I have been collecting herbs for drying this week, somewhat late, but just in time. We are big drinkers here of home grown herb teas and our favourites are peppermint and lemon verbena.
Peppermint is a perennial plant but as it dies down in the winter you can’t use it then. So I find picking off individual leaves, drying them and storage in a jam jar keeps us going for the year. Fresh or dried it is just a case of adding hot water to one or two leaves and I do like sugar added (for the Middle Eastern version). A pot of peppermint is easy to grow anywhere – beware, as it will spread widely in the ground.
Lemon verbena and peppermint leaves drying
In the summer I enjoy fresh lemon balm tea. It dies down in the winter like mints but I find that when dried it doesn’t taste very nice. In my experience lemon verbena is a much better choice.
Lemon verbena is a small shrub which is susceptible to frosts, so certainly here I grow it in a pot and it has to be overwintered in a heated greenhouse, or a conservatory or porch would do. In the summer I have a lemon verbena plant outside and two leaves in a mug of hot water is the most delicious drink.
I have also been gathering parsley and dill for the freezer, as I can never have too much of these for cooking. We love vegetable stews with lots of dill in them – youngest child went to stay in Russia one winter and there she said everything was flavoured with dill – so we call it ‘Russian stew’. Both these herbs I wash and just stuff them into freezer bags. Once frozen they will crumble up nicely, and I even use the parsley stalks in soup.
Parsley and dill ready to freeze
We had always hoped to have a compost loo (a strange thing to hanker after I know). Anyway this forever house was definitely going to have one. For two years I have pondered over the best spot to put it in. It is basically for use in the veg plot and field areas, which are a long way from the indoors loo. So I settled on a site half way down the field at the bottom of the orchard area in the shade.
Now in particular our long held aspirations in this department are inspired by the Dry Earth Closet which was patented by Henry Moule, a friend of Thomas Hardy’s in 1859 – this can be seen in the Dorset County Museum in Dorchester. (I won’t even try to explain our current connection with the Moules and what I think about Thomas Hardy- that would be a rambling not a blog post).
Dry Earth Closet – Henry Moule’s version
Dry Earth Closet – the details-taken from Thomas Hardy’s Cottage
This is a simple system that gets a fresh bucket when required.
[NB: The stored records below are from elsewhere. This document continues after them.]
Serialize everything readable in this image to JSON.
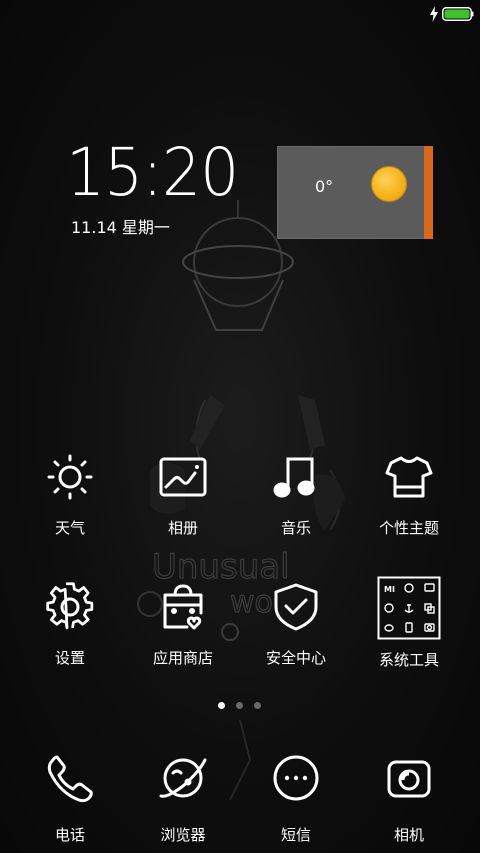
{
  "status_bar": {
    "charging_icon": "lightning-bolt-icon",
    "battery_icon": "battery-full-icon",
    "battery_color": "#3ec22b"
  },
  "clock_widget": {
    "time": "15:20",
    "date": "11.14 星期一"
  },
  "weather_widget": {
    "temperature": "0°",
    "condition_icon": "sun-icon",
    "accent_color": "#d86a1f"
  },
  "apps": [
    {
      "label": "天气",
      "icon": "weather-sun-icon"
    },
    {
      "label": "相册",
      "icon": "gallery-icon"
    },
    {
      "label": "音乐",
      "icon": "music-note-icon"
    },
    {
      "label": "个性主题",
      "icon": "theme-shirt-icon"
    },
    {
      "label": "设置",
      "icon": "settings-gear-icon"
    },
    {
      "label": "应用商店",
      "icon": "app-store-bag-icon"
    },
    {
      "label": "安全中心",
      "icon": "security-shield-icon"
    },
    {
      "label": "系统工具",
      "icon": "system-tools-folder-icon"
    }
  ],
  "page_indicator": {
    "count": 3,
    "active_index": 0
  },
  "dock": [
    {
      "label": "电话",
      "icon": "phone-icon"
    },
    {
      "label": "浏览器",
      "icon": "browser-planet-icon"
    },
    {
      "label": "短信",
      "icon": "message-bubble-icon"
    },
    {
      "label": "相机",
      "icon": "camera-icon"
    }
  ],
  "wallpaper": {
    "text": "Unusual",
    "text2": "wo"
  }
}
After at least twelve months the resulting compost will get spread on fruit trees or coppice as a fertilizer.
And so it was, that work began at Tin Bath House on the Compost Privy –
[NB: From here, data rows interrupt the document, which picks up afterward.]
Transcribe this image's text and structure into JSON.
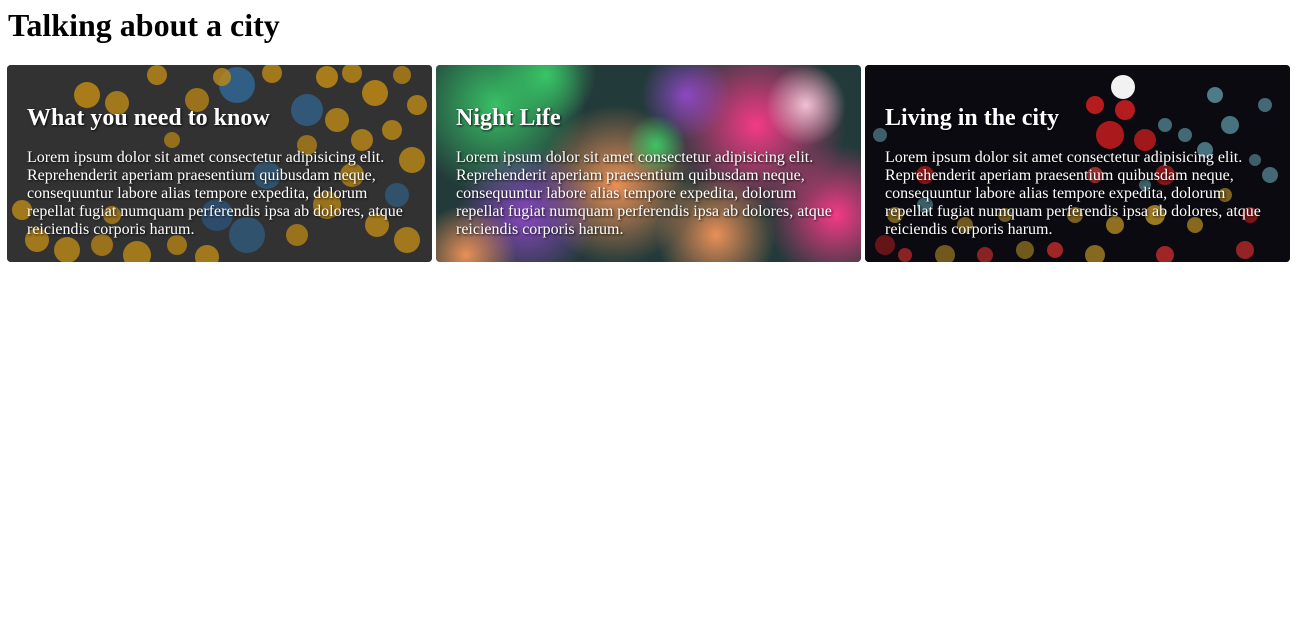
{
  "page": {
    "title": "Talking about a city"
  },
  "cards": [
    {
      "title": "What you need to know",
      "body": "Lorem ipsum dolor sit amet consectetur adipisicing elit. Reprehenderit aperiam praesentium quibusdam neque, consequuntur labore alias tempore expedita, dolorum repellat fugiat numquam perferendis ipsa ab dolores, atque reiciendis corporis harum.",
      "background": "golden-bokeh-image",
      "colors": [
        "#3a3a3a",
        "#e0a21a",
        "#3a8fd6"
      ]
    },
    {
      "title": "Night Life",
      "body": "Lorem ipsum dolor sit amet consectetur adipisicing elit. Reprehenderit aperiam praesentium quibusdam neque, consequuntur labore alias tempore expedita, dolorum repellat fugiat numquam perferendis ipsa ab dolores, atque reiciendis corporis harum.",
      "background": "colorful-bokeh-image",
      "colors": [
        "#1fa858",
        "#e02a72",
        "#f07a3a",
        "#8a3aa8"
      ]
    },
    {
      "title": "Living in the city",
      "body": "Lorem ipsum dolor sit amet consectetur adipisicing elit. Reprehenderit aperiam praesentium quibusdam neque, consequuntur labore alias tempore expedita, dolorum repellat fugiat numquam perferendis ipsa ab dolores, atque reiciendis corporis harum.",
      "background": "city-lights-bokeh-image",
      "colors": [
        "#0a0a0e",
        "#e02020",
        "#d8a82a",
        "#7ac8d8"
      ]
    }
  ]
}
Work begins – Nigel and second child start digging
The framework in place
The finished privy
And then ‘shock and horror’ – our neighbours came round to tell us they are not happy about a compost loo like this near to their field, and please be obliged we are not to use it!!
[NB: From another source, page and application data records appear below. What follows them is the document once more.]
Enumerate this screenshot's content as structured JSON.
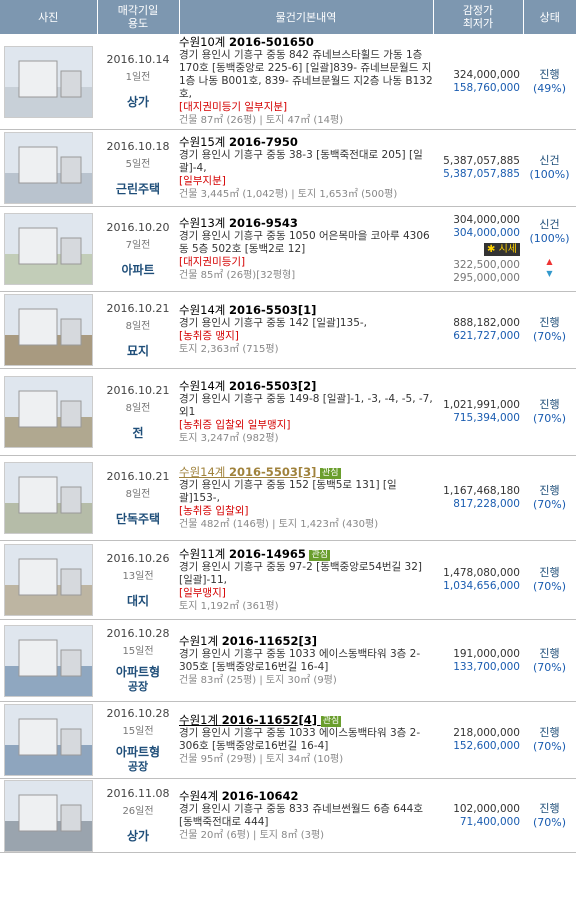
{
  "header": {
    "photo": "사진",
    "date1": "매각기일",
    "date2": "용도",
    "info": "물건기본내역",
    "price1": "감정가",
    "price2": "최저가",
    "status": "상태"
  },
  "rows": [
    {
      "date": "2016.10.14",
      "ago": "1일전",
      "use": "상가",
      "use_sub": "",
      "court": "수원10계",
      "case_no": "2016-501650",
      "badge": "",
      "addr": "경기 용인시 기흥구 중동 842 쥬네브스타휠드 가동 1층 170호 [동백중앙로 225-6] [일괄]839-  쥬네브문월드 지1층 나동 B001호, 839- 쥬네브문월드 지2층 나동 B132호,",
      "tags": "[대지권미등기  일부지분]",
      "area": "건물 87㎡ (26평) | 토지 47㎡ (14평)",
      "appraise": "324,000,000",
      "minimum": "158,760,000",
      "status": "진행",
      "pct": "(49%)",
      "photo": "#c8d0d8"
    },
    {
      "date": "2016.10.18",
      "ago": "5일전",
      "use": "근린주택",
      "use_sub": "",
      "court": "수원15계",
      "case_no": "2016-7950",
      "badge": "",
      "addr": "경기 용인시 기흥구 중동 38-3 [동백죽전대로 205] [일괄]-4,",
      "tags": "[일부지분]",
      "area": "건물 3,445㎡ (1,042평) | 토지 1,653㎡ (500평)",
      "appraise": "5,387,057,885",
      "minimum": "5,387,057,885",
      "status": "신건",
      "pct": "(100%)",
      "photo": "#b9c3ce"
    },
    {
      "date": "2016.10.20",
      "ago": "7일전",
      "use": "아파트",
      "use_sub": "",
      "court": "수원13계",
      "case_no": "2016-9543",
      "badge": "",
      "addr": "경기 용인시 기흥구 중동 1050 어은목마을 코아루 4306동 5층 502호 [동백2로 12]",
      "tags": "[대지권미등기]",
      "area": "건물 85㎡ (26평)[32평형]",
      "appraise": "304,000,000",
      "minimum": "304,000,000",
      "market_label": "시세",
      "market_high": "322,500,000",
      "market_low": "295,000,000",
      "status": "신건",
      "pct": "(100%)",
      "photo": "#c2cdb8"
    },
    {
      "date": "2016.10.21",
      "ago": "8일전",
      "use": "묘지",
      "use_sub": "",
      "court": "수원14계",
      "case_no": "2016-5503[1]",
      "badge": "",
      "addr": "경기 용인시 기흥구 중동 142 [일괄]135-,",
      "tags": "[농취증  맹지]",
      "area": "토지 2,363㎡ (715평)",
      "appraise": "888,182,000",
      "minimum": "621,727,000",
      "status": "진행",
      "pct": "(70%)",
      "photo": "#a89a80"
    },
    {
      "date": "2016.10.21",
      "ago": "8일전",
      "use": "전",
      "use_sub": "",
      "court": "수원14계",
      "case_no": "2016-5503[2]",
      "badge": "",
      "addr": "경기 용인시 기흥구 중동 149-8 [일괄]-1, -3, -4, -5, -7, 외1",
      "tags": "[농취증  입찰외  일부맹지]",
      "area": "토지 3,247㎡ (982평)",
      "appraise": "1,021,991,000",
      "minimum": "715,394,000",
      "status": "진행",
      "pct": "(70%)",
      "photo": "#b0a890"
    },
    {
      "date": "2016.10.21",
      "ago": "8일전",
      "use": "단독주택",
      "use_sub": "",
      "court": "수원14계",
      "case_no": "2016-5503[3]",
      "badge": "관심",
      "addr": "경기 용인시 기흥구 중동 152 [동백5로 131] [일괄]153-,",
      "tags": "[농취증  입찰외]",
      "area": "건물 482㎡ (146평) | 토지 1,423㎡ (430평)",
      "appraise": "1,167,468,180",
      "minimum": "817,228,000",
      "status": "진행",
      "pct": "(70%)",
      "photo": "#b5bca8"
    },
    {
      "date": "2016.10.26",
      "ago": "13일전",
      "use": "대지",
      "use_sub": "",
      "court": "수원11계",
      "case_no": "2016-14965",
      "badge": "관심",
      "addr": "경기 용인시 기흥구 중동 97-2 [동백중앙로54번길 32] [일괄]-11,",
      "tags": "[일부맹지]",
      "area": "토지 1,192㎡ (361평)",
      "appraise": "1,478,080,000",
      "minimum": "1,034,656,000",
      "status": "진행",
      "pct": "(70%)",
      "photo": "#bdb5a2"
    },
    {
      "date": "2016.10.28",
      "ago": "15일전",
      "use": "아파트형",
      "use_sub": "공장",
      "court": "수원1계",
      "case_no": "2016-11652[3]",
      "badge": "",
      "addr": "경기 용인시 기흥구 중동 1033 에이스동백타워 3층 2-305호 [동백중앙로16번길 16-4]",
      "tags": "",
      "area": "건물 83㎡ (25평) | 토지 30㎡ (9평)",
      "appraise": "191,000,000",
      "minimum": "133,700,000",
      "status": "진행",
      "pct": "(70%)",
      "photo": "#8fa7c0"
    },
    {
      "date": "2016.10.28",
      "ago": "15일전",
      "use": "아파트형",
      "use_sub": "공장",
      "court": "수원1계",
      "case_no": "2016-11652[4]",
      "badge": "관심",
      "addr": "경기 용인시 기흥구 중동 1033 에이스동백타워 3층 2-306호 [동백중앙로16번길 16-4]",
      "tags": "",
      "area": "건물 95㎡ (29평) | 토지 34㎡ (10평)",
      "appraise": "218,000,000",
      "minimum": "152,600,000",
      "status": "진행",
      "pct": "(70%)",
      "photo": "#8ea5be"
    },
    {
      "date": "2016.11.08",
      "ago": "26일전",
      "use": "상가",
      "use_sub": "",
      "court": "수원4계",
      "case_no": "2016-10642",
      "badge": "",
      "addr": "경기 용인시 기흥구 중동 833 쥬네브썬월드 6층 644호 [동백죽전대로 444]",
      "tags": "",
      "area": "건물 20㎡ (6평) | 토지 8㎡ (3평)",
      "appraise": "102,000,000",
      "minimum": "71,400,000",
      "status": "진행",
      "pct": "(70%)",
      "photo": "#9aa4ae"
    }
  ],
  "colors": {
    "header_bg": "#7d97b0",
    "minimum": "#1a5cb0",
    "use": "#1f4e79",
    "tag": "#d40000"
  }
}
I asked second child what he thought about this after all his hard work and he said ‘pissed off’. You can say that again!
It has been a great year for tomatoes and I haven’t heard anyone complaining about blight.
Greenhouse tomato crop
In my greenhouse the crop is doing really well, even though I have been in hospital and relied on friends and family to look after them – thank you to all my helpers.
San Marzano, plum variety of tomato growing outside.
I planted one tomato outside in the spring just for comparison, and to see how it would fare since previous years have been a right off for outdoor crops. However, it has grown well all summer and surprised me with a massive crop of fruit – the only difference to the greenhouse ones is that the tomato fruits are not ready and ripe yet. Therein lies the benefit of growing indoors even during this summer which has turned out to be a hot one. I will pick these wonderful tomatoes soon and ripen them on a windowsill – they will be heading for passata.
I always stop the growing tips, pinching them out, on cordon tomatoes at the end of August and start removing the lower leaves to allow the fruit to ripen in the sun. (Any fruit that you allow to form after that will not mature.)